GOAL OF THE EXERCISE:
Return every line of the data below that includes the string "JSON".
**** GIVEN DATA
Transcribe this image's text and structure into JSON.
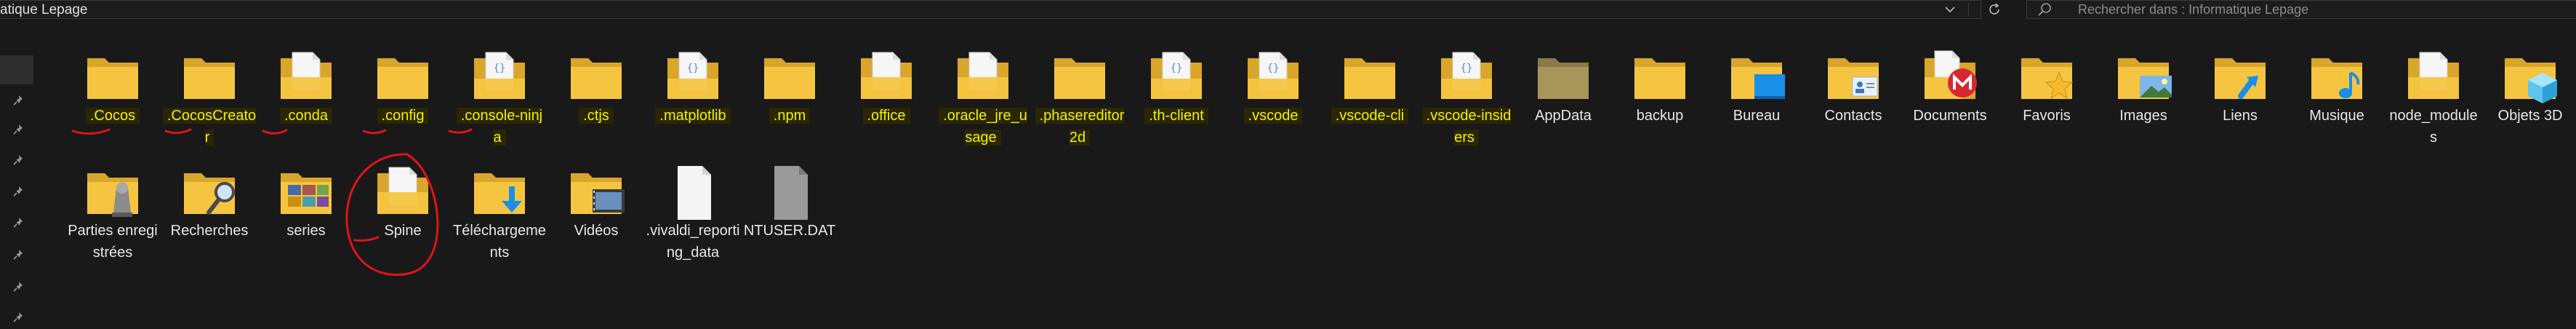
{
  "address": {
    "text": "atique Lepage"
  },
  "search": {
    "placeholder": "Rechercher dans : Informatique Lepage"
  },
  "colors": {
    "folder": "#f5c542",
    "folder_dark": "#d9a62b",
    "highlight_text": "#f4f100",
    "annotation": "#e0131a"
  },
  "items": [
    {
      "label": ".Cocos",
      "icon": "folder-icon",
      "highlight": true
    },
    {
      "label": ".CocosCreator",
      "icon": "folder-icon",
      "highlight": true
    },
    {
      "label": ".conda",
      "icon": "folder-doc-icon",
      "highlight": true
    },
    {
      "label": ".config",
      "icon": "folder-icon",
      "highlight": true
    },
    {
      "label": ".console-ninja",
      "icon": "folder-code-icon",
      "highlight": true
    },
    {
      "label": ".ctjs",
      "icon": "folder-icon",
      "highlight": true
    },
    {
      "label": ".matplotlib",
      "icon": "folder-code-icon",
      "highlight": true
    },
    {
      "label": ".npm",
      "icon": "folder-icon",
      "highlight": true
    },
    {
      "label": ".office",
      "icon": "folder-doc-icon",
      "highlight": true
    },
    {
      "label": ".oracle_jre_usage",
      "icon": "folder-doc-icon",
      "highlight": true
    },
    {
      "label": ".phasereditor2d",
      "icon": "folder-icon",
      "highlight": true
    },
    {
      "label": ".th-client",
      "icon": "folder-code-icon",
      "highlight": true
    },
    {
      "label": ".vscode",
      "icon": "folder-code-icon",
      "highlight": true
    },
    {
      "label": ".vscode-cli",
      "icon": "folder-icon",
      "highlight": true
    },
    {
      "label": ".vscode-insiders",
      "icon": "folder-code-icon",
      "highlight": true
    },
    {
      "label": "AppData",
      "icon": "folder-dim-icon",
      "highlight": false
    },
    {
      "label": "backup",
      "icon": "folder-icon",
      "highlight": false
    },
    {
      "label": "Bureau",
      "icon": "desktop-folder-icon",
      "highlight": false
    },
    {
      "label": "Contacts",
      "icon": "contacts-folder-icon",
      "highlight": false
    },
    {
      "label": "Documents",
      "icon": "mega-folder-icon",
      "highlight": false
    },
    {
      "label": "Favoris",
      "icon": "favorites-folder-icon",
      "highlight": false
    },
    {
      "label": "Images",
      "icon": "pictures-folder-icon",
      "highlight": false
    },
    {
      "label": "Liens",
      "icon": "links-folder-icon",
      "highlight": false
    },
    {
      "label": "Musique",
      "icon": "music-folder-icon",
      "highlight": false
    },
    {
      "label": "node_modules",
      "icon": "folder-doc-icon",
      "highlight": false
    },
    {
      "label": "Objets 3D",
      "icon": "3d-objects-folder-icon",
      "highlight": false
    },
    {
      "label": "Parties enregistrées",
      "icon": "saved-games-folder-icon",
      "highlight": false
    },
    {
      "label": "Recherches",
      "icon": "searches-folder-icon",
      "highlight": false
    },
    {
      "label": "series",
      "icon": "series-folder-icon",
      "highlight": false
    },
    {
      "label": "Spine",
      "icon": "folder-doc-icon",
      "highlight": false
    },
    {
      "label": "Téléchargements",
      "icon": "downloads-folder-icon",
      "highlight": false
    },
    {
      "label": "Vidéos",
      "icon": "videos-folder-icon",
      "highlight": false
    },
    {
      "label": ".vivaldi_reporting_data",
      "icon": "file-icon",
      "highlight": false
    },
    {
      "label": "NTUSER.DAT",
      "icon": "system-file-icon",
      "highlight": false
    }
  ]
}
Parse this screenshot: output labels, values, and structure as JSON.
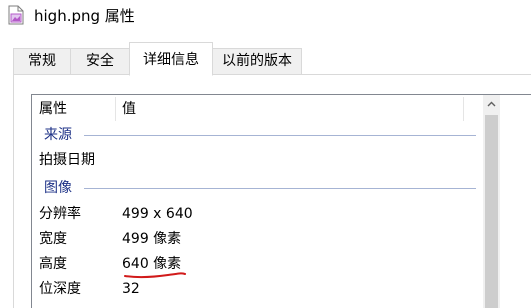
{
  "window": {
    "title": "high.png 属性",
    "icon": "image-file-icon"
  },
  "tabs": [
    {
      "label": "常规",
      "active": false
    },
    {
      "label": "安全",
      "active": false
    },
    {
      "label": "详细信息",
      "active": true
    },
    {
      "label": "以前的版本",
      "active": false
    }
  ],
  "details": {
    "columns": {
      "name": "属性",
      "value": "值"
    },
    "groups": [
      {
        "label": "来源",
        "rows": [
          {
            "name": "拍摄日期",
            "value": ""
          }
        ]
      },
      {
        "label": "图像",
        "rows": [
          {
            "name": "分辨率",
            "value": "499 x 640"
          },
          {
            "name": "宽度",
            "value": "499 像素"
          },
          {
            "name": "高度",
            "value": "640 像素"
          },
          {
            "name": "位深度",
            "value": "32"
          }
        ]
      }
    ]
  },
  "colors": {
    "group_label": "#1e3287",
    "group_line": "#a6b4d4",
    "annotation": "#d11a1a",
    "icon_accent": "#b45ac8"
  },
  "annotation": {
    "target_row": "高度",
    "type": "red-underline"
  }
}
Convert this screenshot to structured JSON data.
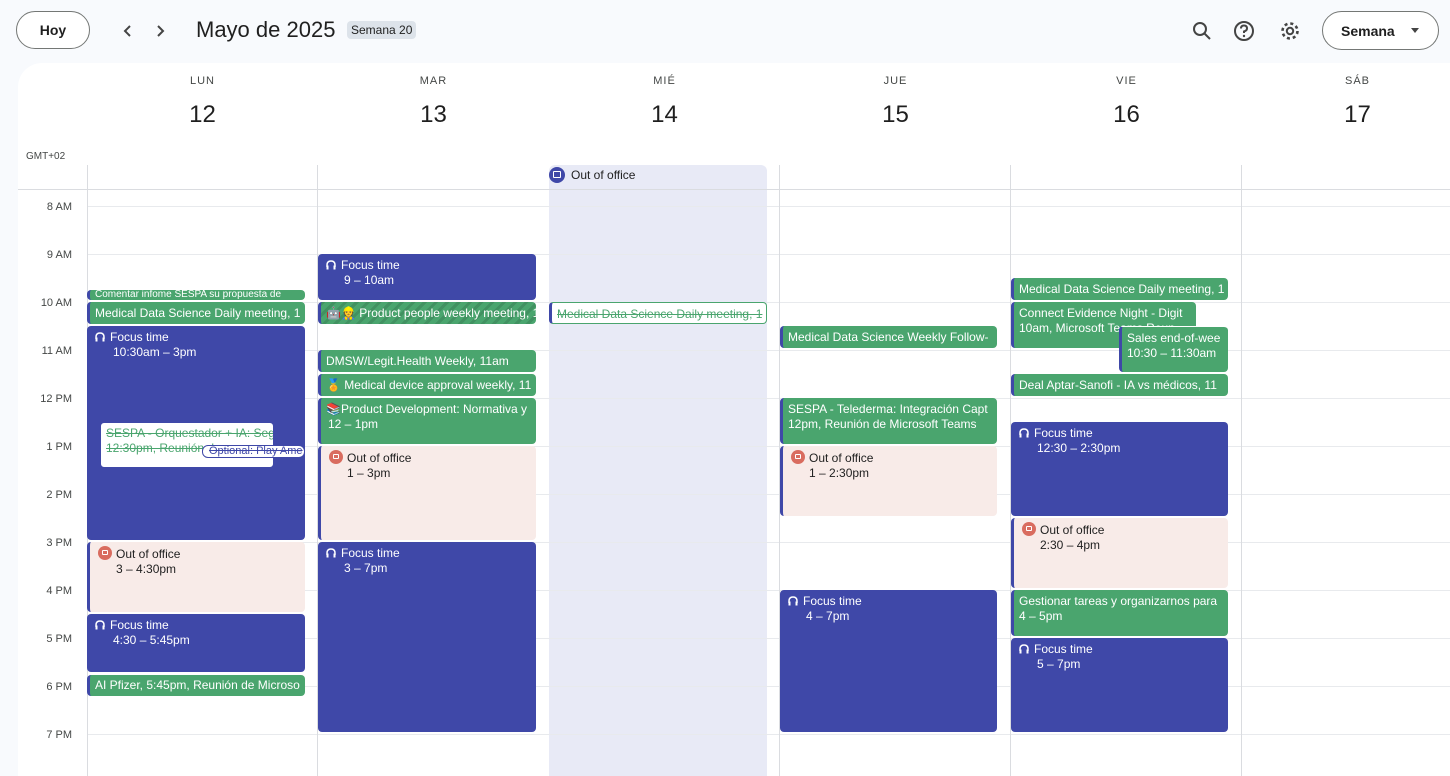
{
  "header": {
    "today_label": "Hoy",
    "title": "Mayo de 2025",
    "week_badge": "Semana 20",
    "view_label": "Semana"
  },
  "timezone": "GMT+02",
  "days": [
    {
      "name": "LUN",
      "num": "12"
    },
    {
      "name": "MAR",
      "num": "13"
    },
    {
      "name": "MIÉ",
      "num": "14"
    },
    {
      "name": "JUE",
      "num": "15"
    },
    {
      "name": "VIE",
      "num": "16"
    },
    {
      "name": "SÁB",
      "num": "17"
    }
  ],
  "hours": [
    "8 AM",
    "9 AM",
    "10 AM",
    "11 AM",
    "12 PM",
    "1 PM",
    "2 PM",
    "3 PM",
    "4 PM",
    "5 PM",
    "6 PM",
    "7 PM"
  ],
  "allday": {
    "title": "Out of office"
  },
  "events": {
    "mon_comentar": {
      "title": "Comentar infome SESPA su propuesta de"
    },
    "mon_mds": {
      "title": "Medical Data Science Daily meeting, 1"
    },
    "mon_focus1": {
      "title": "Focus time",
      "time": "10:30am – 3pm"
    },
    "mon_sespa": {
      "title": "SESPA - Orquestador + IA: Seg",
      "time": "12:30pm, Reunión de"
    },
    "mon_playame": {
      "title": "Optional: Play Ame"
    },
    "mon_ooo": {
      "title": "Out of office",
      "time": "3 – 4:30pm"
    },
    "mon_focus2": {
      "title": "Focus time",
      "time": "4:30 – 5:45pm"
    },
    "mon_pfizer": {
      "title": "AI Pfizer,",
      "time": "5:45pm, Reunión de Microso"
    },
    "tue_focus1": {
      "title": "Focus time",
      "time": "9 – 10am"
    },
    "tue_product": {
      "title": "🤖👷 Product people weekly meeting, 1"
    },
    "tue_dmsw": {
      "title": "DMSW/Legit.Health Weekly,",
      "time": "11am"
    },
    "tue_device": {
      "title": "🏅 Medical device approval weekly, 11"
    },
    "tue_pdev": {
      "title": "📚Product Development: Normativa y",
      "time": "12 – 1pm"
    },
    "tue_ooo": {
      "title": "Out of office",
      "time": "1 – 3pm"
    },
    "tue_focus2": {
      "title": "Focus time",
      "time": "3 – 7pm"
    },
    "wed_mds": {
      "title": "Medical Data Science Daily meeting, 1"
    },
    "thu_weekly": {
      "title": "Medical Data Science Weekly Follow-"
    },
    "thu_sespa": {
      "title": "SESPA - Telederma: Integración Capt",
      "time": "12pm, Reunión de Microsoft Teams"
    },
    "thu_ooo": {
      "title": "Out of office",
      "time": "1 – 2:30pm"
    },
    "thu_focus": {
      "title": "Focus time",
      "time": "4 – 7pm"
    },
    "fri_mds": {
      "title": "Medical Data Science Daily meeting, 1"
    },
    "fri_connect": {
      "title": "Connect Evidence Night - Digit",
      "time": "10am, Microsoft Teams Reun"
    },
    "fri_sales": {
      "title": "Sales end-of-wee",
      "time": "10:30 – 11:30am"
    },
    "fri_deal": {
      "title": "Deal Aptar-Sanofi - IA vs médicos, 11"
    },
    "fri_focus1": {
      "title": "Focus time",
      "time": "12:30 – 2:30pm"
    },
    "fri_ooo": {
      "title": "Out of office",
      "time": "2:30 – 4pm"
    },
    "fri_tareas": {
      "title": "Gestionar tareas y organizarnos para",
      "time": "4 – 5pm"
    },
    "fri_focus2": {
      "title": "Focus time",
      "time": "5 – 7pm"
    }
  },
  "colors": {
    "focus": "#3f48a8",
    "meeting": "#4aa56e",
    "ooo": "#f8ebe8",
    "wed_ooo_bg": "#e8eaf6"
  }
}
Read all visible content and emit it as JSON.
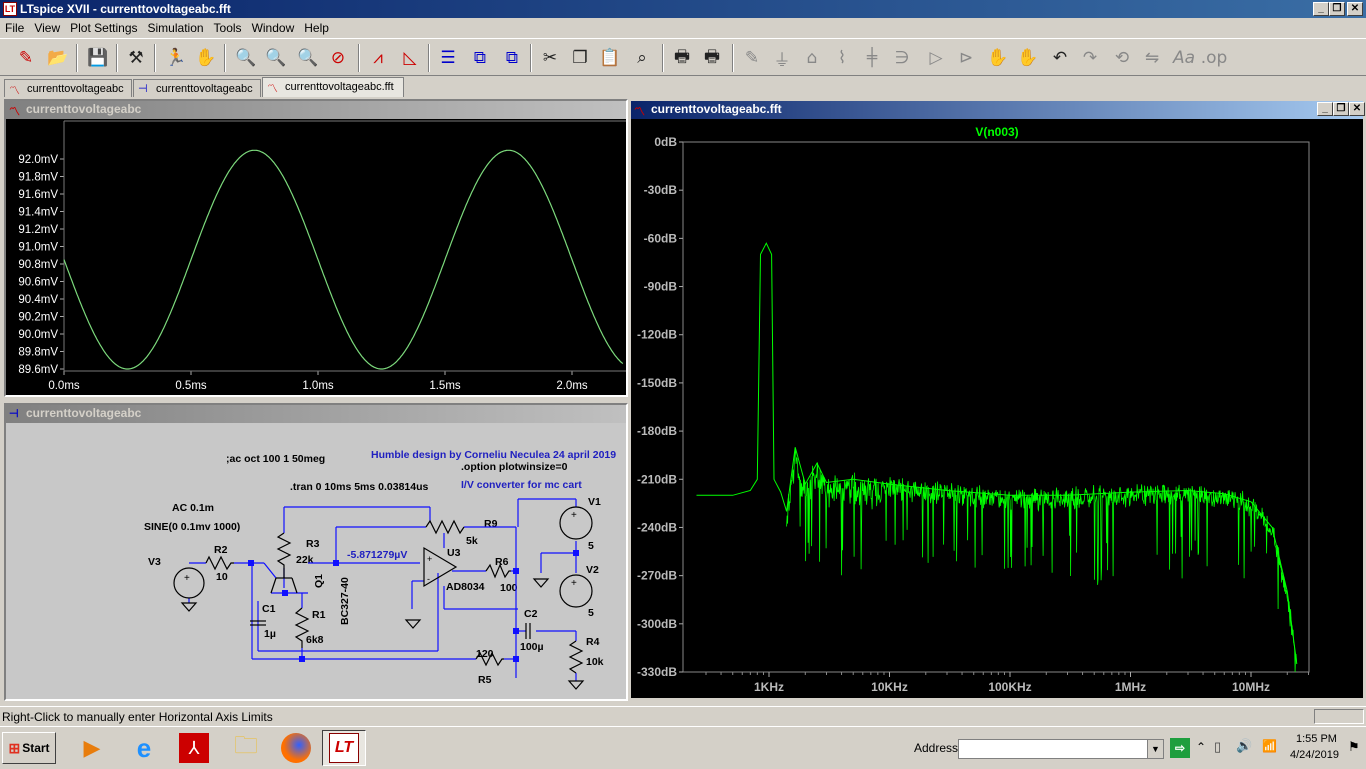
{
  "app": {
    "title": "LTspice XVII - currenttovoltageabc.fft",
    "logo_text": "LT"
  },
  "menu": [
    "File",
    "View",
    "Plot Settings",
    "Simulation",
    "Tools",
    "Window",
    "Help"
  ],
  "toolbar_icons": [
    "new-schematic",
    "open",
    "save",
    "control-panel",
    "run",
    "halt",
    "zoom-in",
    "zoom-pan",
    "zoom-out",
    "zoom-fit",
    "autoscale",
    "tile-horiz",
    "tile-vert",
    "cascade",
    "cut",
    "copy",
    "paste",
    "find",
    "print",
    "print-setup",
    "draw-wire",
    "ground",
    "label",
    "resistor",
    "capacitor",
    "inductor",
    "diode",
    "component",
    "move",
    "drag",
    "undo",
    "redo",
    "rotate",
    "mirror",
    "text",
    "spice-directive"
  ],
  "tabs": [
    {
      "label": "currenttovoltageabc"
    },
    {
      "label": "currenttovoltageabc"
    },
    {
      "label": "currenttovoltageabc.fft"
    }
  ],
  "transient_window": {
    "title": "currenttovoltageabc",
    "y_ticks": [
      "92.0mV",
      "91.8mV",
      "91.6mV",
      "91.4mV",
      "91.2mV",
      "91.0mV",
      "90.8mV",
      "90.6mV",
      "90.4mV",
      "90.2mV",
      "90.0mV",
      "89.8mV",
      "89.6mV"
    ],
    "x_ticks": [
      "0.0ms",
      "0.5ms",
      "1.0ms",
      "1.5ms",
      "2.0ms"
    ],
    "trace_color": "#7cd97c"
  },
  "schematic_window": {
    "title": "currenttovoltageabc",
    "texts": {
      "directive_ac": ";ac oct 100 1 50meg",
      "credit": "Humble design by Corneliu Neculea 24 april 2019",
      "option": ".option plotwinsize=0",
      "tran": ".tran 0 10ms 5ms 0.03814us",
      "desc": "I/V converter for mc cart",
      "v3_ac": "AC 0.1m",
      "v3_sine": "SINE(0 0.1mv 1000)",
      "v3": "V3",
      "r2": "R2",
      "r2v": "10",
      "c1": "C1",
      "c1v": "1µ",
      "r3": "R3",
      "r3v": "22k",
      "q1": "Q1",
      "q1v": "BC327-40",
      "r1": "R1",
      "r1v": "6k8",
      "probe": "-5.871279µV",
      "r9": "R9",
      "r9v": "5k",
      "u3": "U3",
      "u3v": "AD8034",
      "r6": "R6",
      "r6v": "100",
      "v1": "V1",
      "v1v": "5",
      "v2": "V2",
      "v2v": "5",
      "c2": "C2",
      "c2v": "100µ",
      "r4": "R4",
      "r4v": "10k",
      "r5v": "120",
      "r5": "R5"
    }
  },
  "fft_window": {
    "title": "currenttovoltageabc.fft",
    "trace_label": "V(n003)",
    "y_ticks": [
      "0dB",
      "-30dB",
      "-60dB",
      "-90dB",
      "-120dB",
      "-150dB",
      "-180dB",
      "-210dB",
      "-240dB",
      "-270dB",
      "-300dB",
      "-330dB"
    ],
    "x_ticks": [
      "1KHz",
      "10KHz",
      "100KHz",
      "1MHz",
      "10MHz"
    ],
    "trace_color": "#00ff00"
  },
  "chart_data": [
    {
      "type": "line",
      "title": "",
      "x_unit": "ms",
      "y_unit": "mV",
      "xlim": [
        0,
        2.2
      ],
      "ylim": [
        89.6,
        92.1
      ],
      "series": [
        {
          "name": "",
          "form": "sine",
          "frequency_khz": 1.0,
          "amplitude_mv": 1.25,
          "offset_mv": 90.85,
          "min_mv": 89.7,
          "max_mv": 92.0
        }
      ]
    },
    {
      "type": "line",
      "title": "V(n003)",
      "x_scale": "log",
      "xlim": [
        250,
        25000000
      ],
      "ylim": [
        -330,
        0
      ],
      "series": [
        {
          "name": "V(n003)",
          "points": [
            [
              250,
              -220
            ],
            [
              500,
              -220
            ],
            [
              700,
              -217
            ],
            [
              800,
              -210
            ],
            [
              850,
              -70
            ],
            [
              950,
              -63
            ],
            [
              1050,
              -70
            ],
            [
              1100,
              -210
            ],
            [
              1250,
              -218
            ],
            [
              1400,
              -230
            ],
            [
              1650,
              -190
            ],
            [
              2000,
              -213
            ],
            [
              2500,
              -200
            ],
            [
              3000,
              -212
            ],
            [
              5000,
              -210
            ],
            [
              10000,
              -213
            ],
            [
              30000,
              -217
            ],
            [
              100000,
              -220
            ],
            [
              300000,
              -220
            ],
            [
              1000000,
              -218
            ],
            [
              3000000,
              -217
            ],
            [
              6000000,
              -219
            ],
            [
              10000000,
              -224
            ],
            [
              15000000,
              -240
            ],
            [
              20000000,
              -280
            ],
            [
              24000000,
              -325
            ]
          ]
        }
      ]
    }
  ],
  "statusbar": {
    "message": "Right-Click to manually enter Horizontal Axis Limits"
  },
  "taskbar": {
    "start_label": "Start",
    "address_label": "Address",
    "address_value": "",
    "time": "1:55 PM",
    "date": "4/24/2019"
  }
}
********
TASK RESPONSE:
Transcribe this image's text and structure into JSON.
Parse this screenshot: output labels, values, and structure as JSON.
Convert this screenshot to structured JSON data.
Read all visible content and emit it as JSON.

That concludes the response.